Talk to her but maintain the limits by not talking to her for so long or discussing private issues with her.
Agnes Suubi, a children’s book author.
‘Nabirye was our house help for 20 years’
“My aunt, Mrs Margaret Balyejjusa, used to have a maid who worked for her for a period of 20 years. Her name was Mary Nabirye (in set) but we used to call her by the nick name “Meere”. She was tall with a very good posture. I came to know her because I used to have frequent sleepovers at my aunt’s place.
Nabirye came to work for my aunt in 1988 when she was in her early 50s. I was 16 years old at the time.
Meere was deaf. She would talk very well but could not hear anything. We used to whisper whenever we were communicating to her so she could read our lips. The times she could not make out what we were saying, we would write what we wanted to say on a piece of paper.
A clean and composed woman, Nabirye was a very good cook. She had a special technique that she would use in order to prevent the food from burning. She would get an empty tin and place it against the saucepan in order to feel the vibrations. According to her, if the vibrations were low, then it meant the food was getting ready. If they were high, then, it still needed time to cook.
Nabirye did not come without challenges, but they were minor. Since she was older than most people at home, including my aunt who was around 45 years at the time, she at times became bossy and dictated on how some things should be done around the house.

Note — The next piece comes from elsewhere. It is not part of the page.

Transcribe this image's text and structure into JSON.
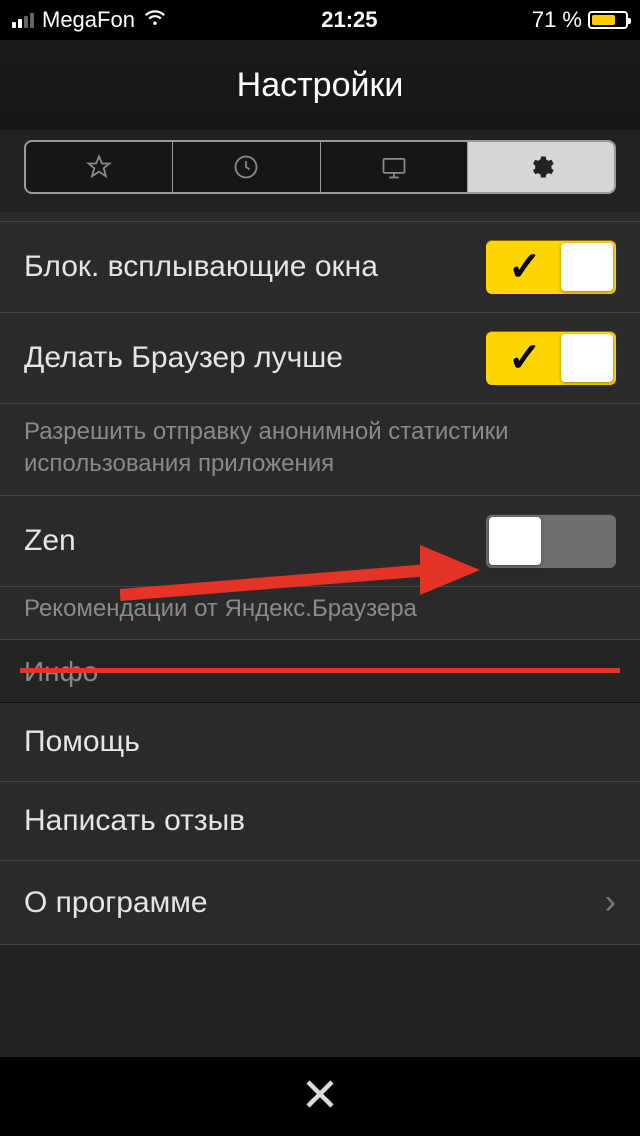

She used to get leave (time off) whenever it was holiday time. Then, my eight cousins (my aunt’s children) and I had to do all the house chores. Nabirye would come back a week before we would report to school.
When she had just started working, she was earning a salary of Shs50,000 a month but this figure was reviewed every other year since she was very hardworking. She left in 2008 because all the children she had been taking care of in the home had left and established their own homes.
Nabirye is now staying in Jinja under the care of her two sons and six daughters. Since we still consider her part of the family, all of us still give her some bit of monetary assistance and whenever we have joint family gatherings, we invite her to join us.”
Min Atek on Surviving without a maid
“I have not had a maid for the past three years. In the past, I have employed the services of three maids. Two of them were non-residential, meaning that they would come just to work and then leave at the end of the day.
The last one I had stayed with us for more than two years and she had become a part of the family. When she suddenly decided to quit, she broke my heart and I decided not to hire any househelp again. It is difficult living without a maid, but I must say that so far, the advantages outnumber the disadvantages.
Everyone in the house, including my 11 and seven-year-old children, has become more independent, responsible and creative because we do everything by ourselves. The expenses on some things have also reduced especially charcoal.”